In June this year, SOMO’s Human Rights & Grievance Mechanisms programme (HRGM) launched a new website which provides information and advice on various non-judicial grievance mechanisms for filing complaints. The information on the website has expanded since then, and now features items including a new brochure on a grievance mechanism and Spanish subtitles for the introduction video. In addition to brochures on the Compliance Advisor Ombudsman and the World Bank Inspection Panel, it also features a brochure regarding the grievance mechanism of the African Development Bank (AfDB).
A non-judicial grievance mechanism is a procedure that offers (groups of) people a formal instrument to address violations by companies with regard to issues such as human rights, labour rights and environmental damage. It can also be used to claim compensation. Yet, there is still a lot of uncertainty regarding the effectiveness of these grievance mechanisms and how they work.
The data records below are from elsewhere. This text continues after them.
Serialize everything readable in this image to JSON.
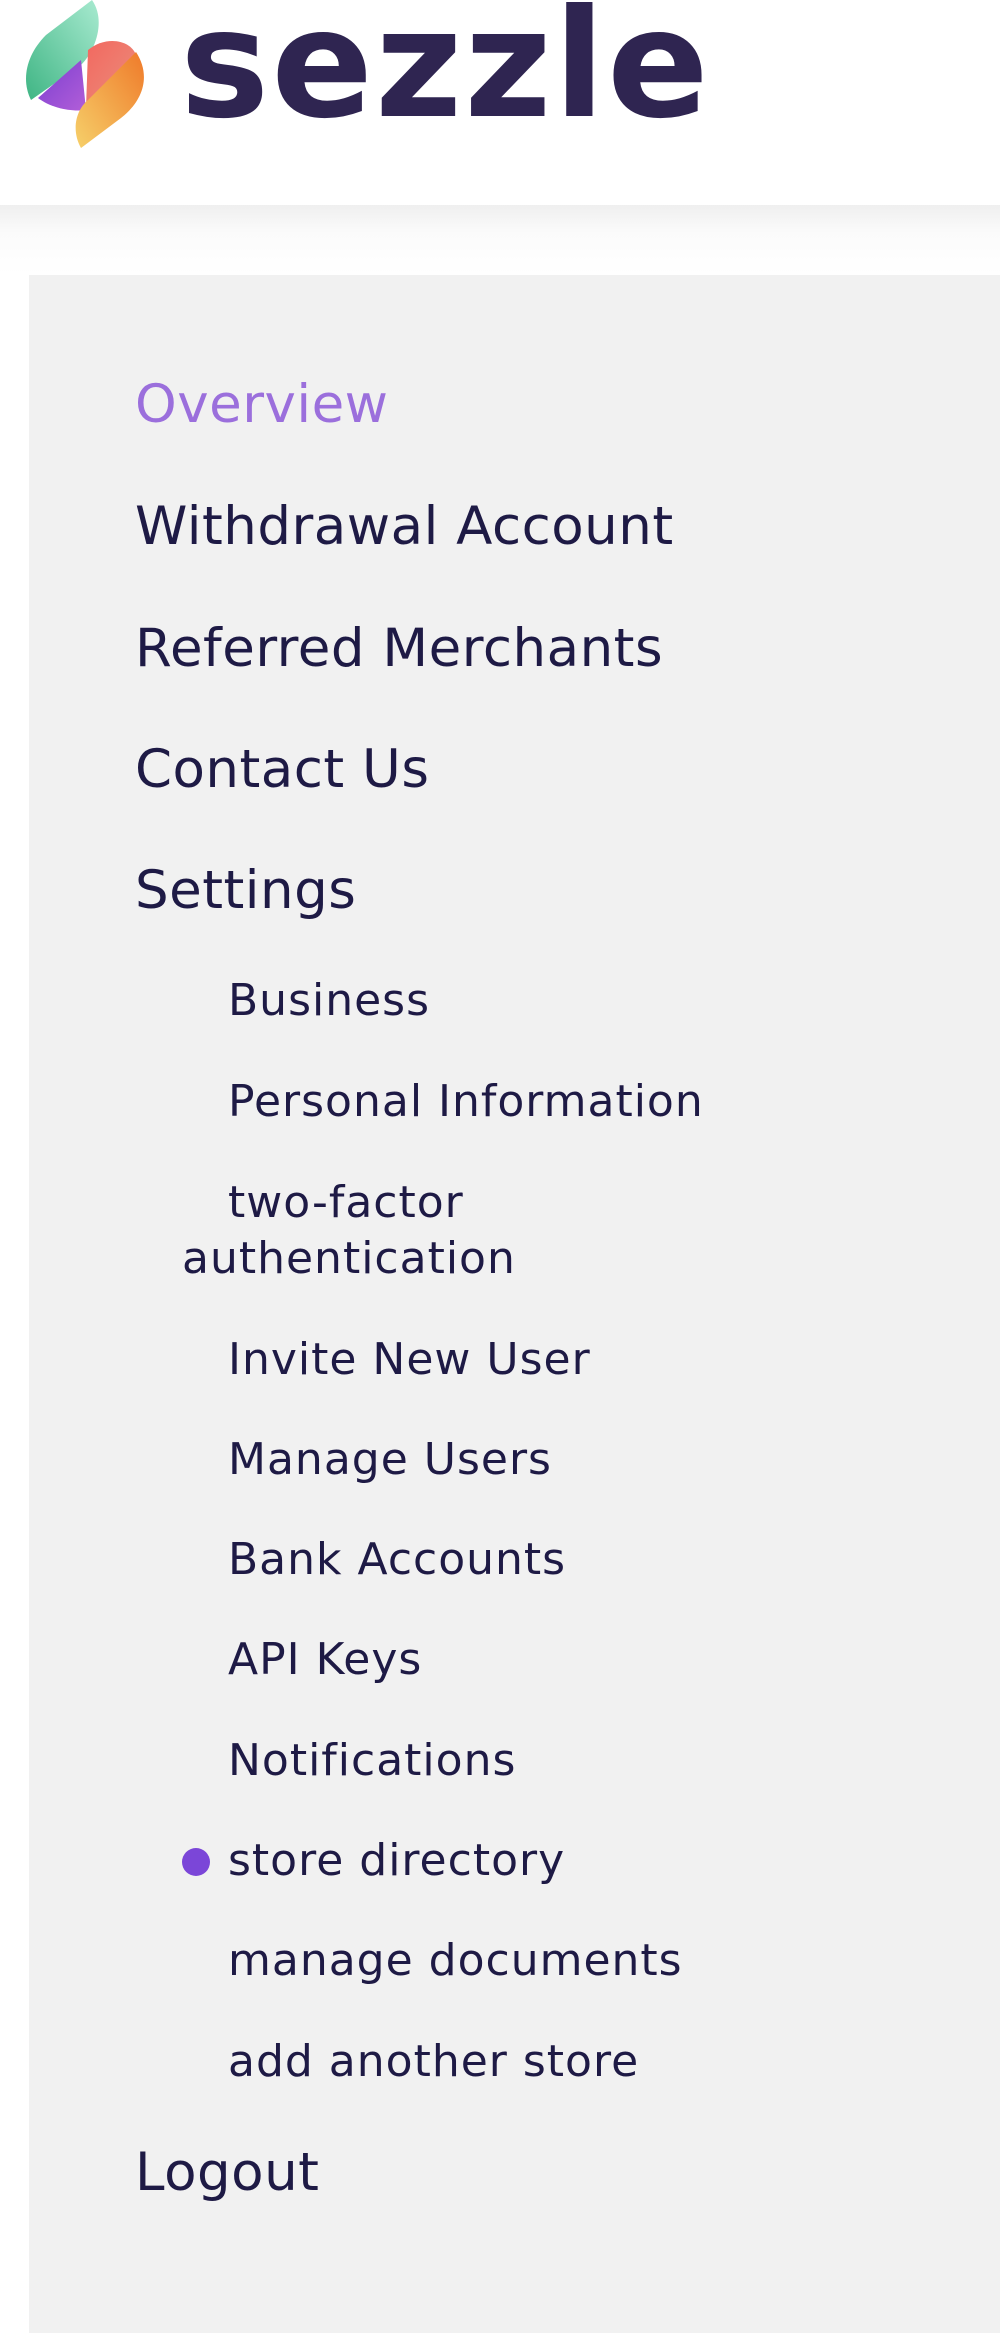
{
  "brand": {
    "name": "sezzle",
    "text_color": "#2f2551",
    "logo_colors": {
      "green": "#5cc79a",
      "purple": "#9353d6",
      "coral": "#ef6f6c",
      "orange": "#f39a3a",
      "yellow": "#f6c762"
    }
  },
  "nav": {
    "active_color": "#9b6fdc",
    "text_color": "#1e1a45",
    "items": [
      {
        "label": "Overview",
        "active": true
      },
      {
        "label": "Withdrawal Account"
      },
      {
        "label": "Referred Merchants"
      },
      {
        "label": "Contact Us"
      },
      {
        "label": "Settings"
      }
    ],
    "settings_subitems": [
      {
        "label": "Business"
      },
      {
        "label": "Personal Information"
      },
      {
        "label_line1": "two-factor",
        "label_line2": "authentication"
      },
      {
        "label": "Invite New User"
      },
      {
        "label": "Manage Users"
      },
      {
        "label": "Bank Accounts"
      },
      {
        "label": "API Keys"
      },
      {
        "label": "Notifications"
      },
      {
        "label": "store directory",
        "current": true
      },
      {
        "label": "manage documents"
      },
      {
        "label": "add another store"
      }
    ],
    "current_marker_color": "#7b46d8",
    "logout": {
      "label": "Logout"
    }
  }
}
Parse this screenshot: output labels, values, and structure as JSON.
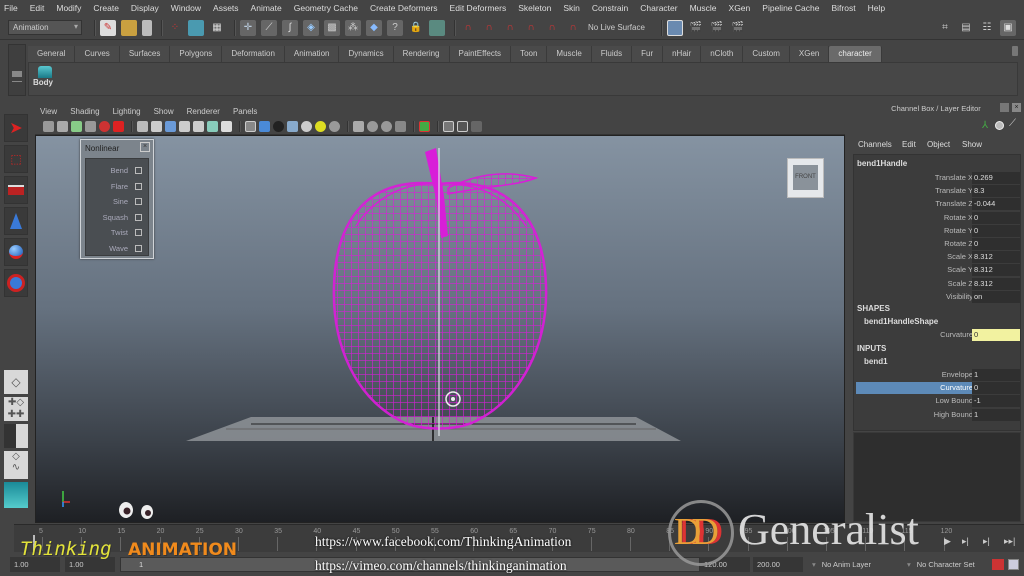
{
  "menubar": {
    "items": [
      "File",
      "Edit",
      "Modify",
      "Create",
      "Display",
      "Window",
      "Assets",
      "Animate",
      "Geometry Cache",
      "Create Deformers",
      "Edit Deformers",
      "Skeleton",
      "Skin",
      "Constrain",
      "Character",
      "Muscle",
      "XGen",
      "Pipeline Cache",
      "Bifrost",
      "Help"
    ]
  },
  "statusline": {
    "mode_selector": "Animation",
    "live_surface": "No Live Surface"
  },
  "shelf": {
    "tabs": [
      "General",
      "Curves",
      "Surfaces",
      "Polygons",
      "Deformation",
      "Animation",
      "Dynamics",
      "Rendering",
      "PaintEffects",
      "Toon",
      "Muscle",
      "Fluids",
      "Fur",
      "nHair",
      "nCloth",
      "Custom",
      "XGen",
      "character"
    ],
    "active_tab": "character",
    "buttons": [
      {
        "label": "Body",
        "icon": "character-body-icon"
      }
    ]
  },
  "viewport": {
    "menu": [
      "View",
      "Shading",
      "Lighting",
      "Show",
      "Renderer",
      "Panels"
    ],
    "view_cube_label": "FRONT",
    "wireframe_color": "#d81ed8"
  },
  "nonlinear_panel": {
    "title": "Nonlinear",
    "items": [
      "Bend",
      "Flare",
      "Sine",
      "Squash",
      "Twist",
      "Wave"
    ]
  },
  "channel_box": {
    "title": "Channel Box / Layer Editor",
    "menu": [
      "Channels",
      "Edit",
      "Object",
      "Show"
    ],
    "object_name": "bend1Handle",
    "channels": [
      {
        "label": "Translate X",
        "value": "0.269"
      },
      {
        "label": "Translate Y",
        "value": "8.3"
      },
      {
        "label": "Translate Z",
        "value": "-0.044"
      },
      {
        "label": "Rotate X",
        "value": "0"
      },
      {
        "label": "Rotate Y",
        "value": "0"
      },
      {
        "label": "Rotate Z",
        "value": "0"
      },
      {
        "label": "Scale X",
        "value": "8.312"
      },
      {
        "label": "Scale Y",
        "value": "8.312"
      },
      {
        "label": "Scale Z",
        "value": "8.312"
      },
      {
        "label": "Visibility",
        "value": "on"
      }
    ],
    "shapes_header": "SHAPES",
    "shape_name": "bend1HandleShape",
    "shape_channels": [
      {
        "label": "Curvature",
        "value": "0"
      }
    ],
    "inputs_header": "INPUTS",
    "input_name": "bend1",
    "input_channels": [
      {
        "label": "Envelope",
        "value": "1"
      },
      {
        "label": "Curvature",
        "value": "0",
        "selected": true
      },
      {
        "label": "Low Bound",
        "value": "-1"
      },
      {
        "label": "High Bound",
        "value": "1"
      }
    ],
    "highlight_color": "#f2f2a0",
    "selected_color": "#5d8ab8"
  },
  "timeline": {
    "ticks": [
      "5",
      "10",
      "15",
      "20",
      "25",
      "30",
      "35",
      "40",
      "45",
      "50",
      "55",
      "60",
      "65",
      "70",
      "75",
      "80",
      "85",
      "90",
      "95",
      "100",
      "105",
      "110",
      "115",
      "120"
    ],
    "current_frame": "1"
  },
  "range_slider": {
    "start_time": "1.00",
    "playback_start": "1.00",
    "range_start_label": "1",
    "playback_end": "120.00",
    "end_time": "200.00",
    "anim_layer": "No Anim Layer",
    "character_set": "No Character Set"
  },
  "watermarks": {
    "thinking": "Thinking",
    "animation": "ANIMATION",
    "facebook": "https://www.facebook.com/ThinkingAnimation",
    "vimeo": "https://vimeo.com/channels/thinkinganimation",
    "brand_mark": "DD",
    "brand_name": "Generalist",
    "thinking_color": "#e2e23a",
    "animation_color": "#f08a1c"
  }
}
“We inform website visitors about issues they should consider, the activities they should undertake and the documentation they need before filing a complaint with a non-judicial grievance mechanism. The brochures are a great first step in the information supply,” says project secretary Desiree Koppes.
Grievance mechanism African Development Bank
The new brochure, titled The Independent Review Mechanism of the African Development Bank provides a brief overview of the work of the African Development Bank and is aimed at civil society organisations, workers, communities and groups of individuals who are harmed by an AfDB-supported project. It outlines the main AfDB policy and process; the who, what, when, where and why of filing a complaint; and a step-by-step guide about how to file a complaint.
Training in filing complaints
Within the framework of the HRGM programme, SOMO, in partnership with southern partners, provides trainings on non-judicial grievance mechanisms and thereby helps human rights defenders with filing complaints against multinationals. Three training sessions were held in September and October in Indonesia, Mexico and Kenya. They focused on providing the participants with a better knowledge of non-judicial grievance mechanisms and practical skills for using these mechanisms in an effective way. The participants were also given detailed advice on their specific cases.
The training structure ran parallel to a step-by-step plan for filing non-judicial complaints. The steps consisted of various (interactive) modules, presentations and exercises in which the participants shared experiences from their current cases and prior experiences with grievance mechanisms. For more information about the training sessions, click here.
Introduction video on non-judicial grievance mechanisms
For more information on grievance mechanisms, training sessions, videos, brochures and the programme, visit the website of the Human Rights & Grievance Mechanisms programme. For questions and additional information, please contact Mariette van Huijstee by sending an email to: firstname.lastname@example.org.